A whale-watching tour is usually around three hours in length. For anyone who enjoys a good boat cruise, this can be a great way to spend the day, and a rare chance to see Iceland from the sea. If this isn’t of interest, it may be time to rethink the tour. Usually, whale-watching tours are interpreted by guides who know the area well, and the ride out to deeper waters, where the chances of a sighting are highest, is an opportunity to practice taking excellent photos even from the moving deck. There are often snacks and drinks available on board, which adds to the leisurely feeling of a cruise.
Like any migratory animals, whales can be elusive and unpredictable, and even on a clear day at the height of whale-watching season, there’s no guarantee of seeing one. There are, however, always seabirds along the coast, and often it’s possible to spot dolphins from the bow of a whale-watching boat. These are especially fun to watch, as they play in the wake and try to race the vessel as it crashes through the waves. If this sparks your interest, a cruise is well worth the effort, even with the risk that the sea giants themselves will not appear.

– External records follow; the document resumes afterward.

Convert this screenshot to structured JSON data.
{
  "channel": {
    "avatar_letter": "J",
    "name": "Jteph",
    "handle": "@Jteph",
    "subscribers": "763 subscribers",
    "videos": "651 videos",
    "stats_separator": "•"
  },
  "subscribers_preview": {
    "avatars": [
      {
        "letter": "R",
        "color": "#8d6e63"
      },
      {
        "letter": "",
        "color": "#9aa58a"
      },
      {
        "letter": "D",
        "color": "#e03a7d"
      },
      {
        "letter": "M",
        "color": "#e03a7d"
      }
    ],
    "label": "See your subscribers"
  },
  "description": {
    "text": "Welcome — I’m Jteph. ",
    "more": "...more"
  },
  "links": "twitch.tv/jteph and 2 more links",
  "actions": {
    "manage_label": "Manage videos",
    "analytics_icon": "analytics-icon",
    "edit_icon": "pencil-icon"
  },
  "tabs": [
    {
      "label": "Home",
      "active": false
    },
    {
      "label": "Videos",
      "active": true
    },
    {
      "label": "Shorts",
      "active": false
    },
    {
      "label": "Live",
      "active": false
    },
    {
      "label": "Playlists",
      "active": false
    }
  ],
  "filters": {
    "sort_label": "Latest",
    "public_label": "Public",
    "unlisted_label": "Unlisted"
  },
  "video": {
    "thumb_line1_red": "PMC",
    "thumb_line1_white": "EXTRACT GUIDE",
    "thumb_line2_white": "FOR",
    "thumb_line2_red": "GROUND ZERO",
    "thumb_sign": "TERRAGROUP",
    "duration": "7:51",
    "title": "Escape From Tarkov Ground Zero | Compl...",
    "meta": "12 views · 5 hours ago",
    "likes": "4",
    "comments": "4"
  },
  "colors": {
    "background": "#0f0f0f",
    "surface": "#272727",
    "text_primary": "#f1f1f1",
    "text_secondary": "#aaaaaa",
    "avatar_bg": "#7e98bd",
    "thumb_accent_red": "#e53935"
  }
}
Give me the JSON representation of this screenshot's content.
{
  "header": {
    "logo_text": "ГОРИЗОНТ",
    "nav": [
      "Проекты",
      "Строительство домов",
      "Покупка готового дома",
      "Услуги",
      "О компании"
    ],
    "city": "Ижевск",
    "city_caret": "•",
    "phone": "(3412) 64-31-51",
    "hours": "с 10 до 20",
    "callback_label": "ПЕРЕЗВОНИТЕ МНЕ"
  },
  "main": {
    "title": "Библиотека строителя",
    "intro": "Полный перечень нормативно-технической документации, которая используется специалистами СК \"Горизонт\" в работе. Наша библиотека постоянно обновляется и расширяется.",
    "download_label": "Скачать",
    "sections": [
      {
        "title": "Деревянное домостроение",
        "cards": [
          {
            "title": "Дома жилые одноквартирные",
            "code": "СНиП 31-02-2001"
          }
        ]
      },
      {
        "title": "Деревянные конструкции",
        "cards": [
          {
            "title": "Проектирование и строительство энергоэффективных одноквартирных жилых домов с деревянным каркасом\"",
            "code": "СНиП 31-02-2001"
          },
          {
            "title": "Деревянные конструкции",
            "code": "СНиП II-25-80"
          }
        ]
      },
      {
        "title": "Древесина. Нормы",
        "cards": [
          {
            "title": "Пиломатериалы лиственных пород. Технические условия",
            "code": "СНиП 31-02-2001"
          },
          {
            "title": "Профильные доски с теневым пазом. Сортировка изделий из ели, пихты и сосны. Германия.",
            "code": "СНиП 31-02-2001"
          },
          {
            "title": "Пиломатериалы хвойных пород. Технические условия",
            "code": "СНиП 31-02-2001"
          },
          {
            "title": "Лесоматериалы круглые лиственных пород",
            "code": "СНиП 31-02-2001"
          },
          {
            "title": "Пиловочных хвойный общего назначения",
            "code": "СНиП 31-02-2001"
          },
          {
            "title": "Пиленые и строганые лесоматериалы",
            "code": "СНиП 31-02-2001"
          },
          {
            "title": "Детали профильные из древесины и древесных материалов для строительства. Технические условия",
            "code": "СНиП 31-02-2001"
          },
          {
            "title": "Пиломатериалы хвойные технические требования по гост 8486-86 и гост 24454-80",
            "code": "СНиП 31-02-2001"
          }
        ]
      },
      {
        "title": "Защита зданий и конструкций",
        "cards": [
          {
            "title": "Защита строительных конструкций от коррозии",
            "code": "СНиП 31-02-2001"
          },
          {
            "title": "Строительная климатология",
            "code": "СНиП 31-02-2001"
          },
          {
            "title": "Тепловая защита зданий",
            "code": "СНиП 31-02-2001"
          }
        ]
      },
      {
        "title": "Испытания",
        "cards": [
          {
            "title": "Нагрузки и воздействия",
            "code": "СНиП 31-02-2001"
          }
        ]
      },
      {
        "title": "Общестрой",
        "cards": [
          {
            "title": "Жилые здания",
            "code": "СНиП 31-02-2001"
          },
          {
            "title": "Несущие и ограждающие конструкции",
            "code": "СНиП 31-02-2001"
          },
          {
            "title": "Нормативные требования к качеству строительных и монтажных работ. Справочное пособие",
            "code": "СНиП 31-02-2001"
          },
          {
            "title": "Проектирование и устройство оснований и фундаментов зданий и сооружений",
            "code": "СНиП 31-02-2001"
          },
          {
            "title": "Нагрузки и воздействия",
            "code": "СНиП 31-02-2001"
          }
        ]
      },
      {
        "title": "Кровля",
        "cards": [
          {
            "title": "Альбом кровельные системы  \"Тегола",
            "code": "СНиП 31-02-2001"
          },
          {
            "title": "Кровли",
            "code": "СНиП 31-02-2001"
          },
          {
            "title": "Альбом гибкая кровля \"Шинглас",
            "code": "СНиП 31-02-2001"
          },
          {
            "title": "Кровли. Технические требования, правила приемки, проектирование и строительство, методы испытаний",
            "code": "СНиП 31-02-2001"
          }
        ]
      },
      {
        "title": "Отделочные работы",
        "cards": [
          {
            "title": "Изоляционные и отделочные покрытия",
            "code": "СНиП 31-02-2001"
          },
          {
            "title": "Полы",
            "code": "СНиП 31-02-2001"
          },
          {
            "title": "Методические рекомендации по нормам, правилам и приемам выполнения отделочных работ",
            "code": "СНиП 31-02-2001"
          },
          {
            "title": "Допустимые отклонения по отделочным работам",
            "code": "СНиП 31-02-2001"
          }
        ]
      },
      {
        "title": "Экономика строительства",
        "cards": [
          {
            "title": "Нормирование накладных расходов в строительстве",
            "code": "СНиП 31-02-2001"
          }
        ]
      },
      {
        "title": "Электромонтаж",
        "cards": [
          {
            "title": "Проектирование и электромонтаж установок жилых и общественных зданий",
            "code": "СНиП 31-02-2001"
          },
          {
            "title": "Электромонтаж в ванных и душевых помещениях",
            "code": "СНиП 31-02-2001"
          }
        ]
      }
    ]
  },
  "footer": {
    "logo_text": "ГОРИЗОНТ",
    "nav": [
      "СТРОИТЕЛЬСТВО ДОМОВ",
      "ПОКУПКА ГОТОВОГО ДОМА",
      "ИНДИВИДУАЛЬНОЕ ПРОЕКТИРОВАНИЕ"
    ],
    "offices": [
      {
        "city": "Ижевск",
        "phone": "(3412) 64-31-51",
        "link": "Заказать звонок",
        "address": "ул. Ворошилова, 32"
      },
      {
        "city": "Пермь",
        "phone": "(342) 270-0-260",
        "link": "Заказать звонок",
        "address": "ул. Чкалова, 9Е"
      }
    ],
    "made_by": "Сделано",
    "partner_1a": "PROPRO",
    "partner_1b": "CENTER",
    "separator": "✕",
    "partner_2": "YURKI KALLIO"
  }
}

Reykjavík Harbour: This is where you'll depart from if you go whale-watching in the capital.
The colorful whale-watching town of Húsavík
Winter is generally the worst season to go whale watching.
Several tour operators in Iceland offer excursions on the water, from fishing trips and harbour excursions to puffin watching , some of which are shorter and less expensive than whale-watching. Balance your priorities, and decide what’s most important to you: increasing your chances of seeing whales, or focussing your attention on the other marine life Iceland has close at hand.
It's always a possibility, and it's best to be prepared for it! Many companies provide passengers with a ticket to return and try again, which is helpful if you are staying long enough, or have plans to return. You may be luckier the second time. Otherwise, you'll always have to weigh the chances of success against the chances of not seeing so much as a dorsal fin.
Whale-watching can be a thrilling experience, an adventure on the water resulting in incredible memories and surprisingly good photos of seabirds, dolphins, and of course the whales. It’s an exciting day out: a new perspective, as you watch the coastline recede, and scan the vast horizon for a spout. Remember, however, that if the whales are the only part of the tour that appeals, you might want to think twice. After all, whale-watching is only one great way to spend your time in Iceland, and if you’re keen to get out on the water, there’s more than one way to make it happen.
If you decide that this is the tour for you, there are tour operators around the country who can offer you a memorable cruise in Icelandic waters, many of which also offer aurora tours in winter. In Reykjavík, Special Tours , Reykjavík Sailors , and Elding are the major companies. In the north, try Gentle Giants in Húsavík, or opt for carbon-neutral tours with North Sailing . Ambassador Whale Watching in Akureyri offers both regular cruises and fast-paced powerboat tours. The Westfjords offer West Tours and Snæfelssness has Láki Tours . And wherever you go in Iceland, keep your eyes on the water — you never know when you’ll see a whale surfacing and spouting in the distance!